§ **ASSIGNED TASK**: From the first line to the last, give the records again exactly and skip the pictures.

-- INFORMATION PROVIDED follows --

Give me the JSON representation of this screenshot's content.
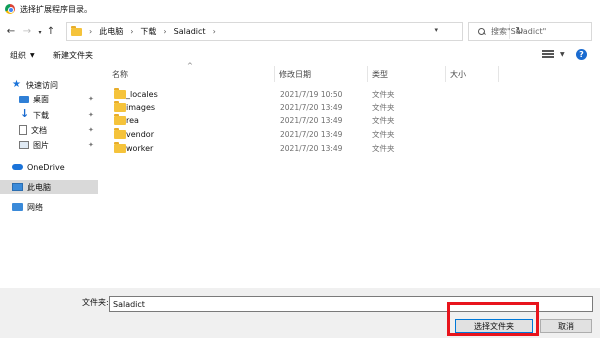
{
  "window": {
    "title": "选择扩展程序目录。"
  },
  "address": {
    "breadcrumbs": [
      "此电脑",
      "下载",
      "Saladict"
    ],
    "search_placeholder": "搜索\"Saladict\""
  },
  "toolbar": {
    "organize_label": "组织",
    "new_folder_label": "新建文件夹"
  },
  "sidebar": {
    "quick_access": "快速访问",
    "items": [
      {
        "label": "桌面",
        "icon": "desktop-icon",
        "pinned": true
      },
      {
        "label": "下载",
        "icon": "download-icon",
        "pinned": true
      },
      {
        "label": "文档",
        "icon": "document-icon",
        "pinned": true
      },
      {
        "label": "图片",
        "icon": "picture-icon",
        "pinned": true
      }
    ],
    "onedrive": "OneDrive",
    "this_pc": "此电脑",
    "network": "网络"
  },
  "columns": {
    "name": "名称",
    "modified": "修改日期",
    "type": "类型",
    "size": "大小"
  },
  "files": [
    {
      "name": "_locales",
      "modified": "2021/7/19 10:50",
      "type": "文件夹"
    },
    {
      "name": "images",
      "modified": "2021/7/20 13:49",
      "type": "文件夹"
    },
    {
      "name": "rea",
      "modified": "2021/7/20 13:49",
      "type": "文件夹"
    },
    {
      "name": "vendor",
      "modified": "2021/7/20 13:49",
      "type": "文件夹"
    },
    {
      "name": "worker",
      "modified": "2021/7/20 13:49",
      "type": "文件夹"
    }
  ],
  "footer": {
    "folder_label": "文件夹:",
    "folder_value": "Saladict",
    "select_button": "选择文件夹",
    "cancel_button": "取消"
  },
  "colors": {
    "highlight": "#e8141c",
    "accent": "#0078d7",
    "folder": "#f5c33b"
  }
}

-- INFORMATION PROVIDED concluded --

§ **EXPECTED OUTPUT**:
Give me the JSON representation of this screenshot's content.
{
  "window": {
    "title": "选择扩展程序目录。"
  },
  "address": {
    "breadcrumbs": [
      "此电脑",
      "下载",
      "Saladict"
    ],
    "search_placeholder": "搜索\"Saladict\""
  },
  "toolbar": {
    "organize_label": "组织",
    "new_folder_label": "新建文件夹"
  },
  "sidebar": {
    "quick_access": "快速访问",
    "items": [
      {
        "label": "桌面",
        "icon": "desktop-icon",
        "pinned": true
      },
      {
        "label": "下载",
        "icon": "download-icon",
        "pinned": true
      },
      {
        "label": "文档",
        "icon": "document-icon",
        "pinned": true
      },
      {
        "label": "图片",
        "icon": "picture-icon",
        "pinned": true
      }
    ],
    "onedrive": "OneDrive",
    "this_pc": "此电脑",
    "network": "网络"
  },
  "columns": {
    "name": "名称",
    "modified": "修改日期",
    "type": "类型",
    "size": "大小"
  },
  "files": [
    {
      "name": "_locales",
      "modified": "2021/7/19 10:50",
      "type": "文件夹"
    },
    {
      "name": "images",
      "modified": "2021/7/20 13:49",
      "type": "文件夹"
    },
    {
      "name": "rea",
      "modified": "2021/7/20 13:49",
      "type": "文件夹"
    },
    {
      "name": "vendor",
      "modified": "2021/7/20 13:49",
      "type": "文件夹"
    },
    {
      "name": "worker",
      "modified": "2021/7/20 13:49",
      "type": "文件夹"
    }
  ],
  "footer": {
    "folder_label": "文件夹:",
    "folder_value": "Saladict",
    "select_button": "选择文件夹",
    "cancel_button": "取消"
  },
  "colors": {
    "highlight": "#e8141c",
    "accent": "#0078d7",
    "folder": "#f5c33b"
  }
}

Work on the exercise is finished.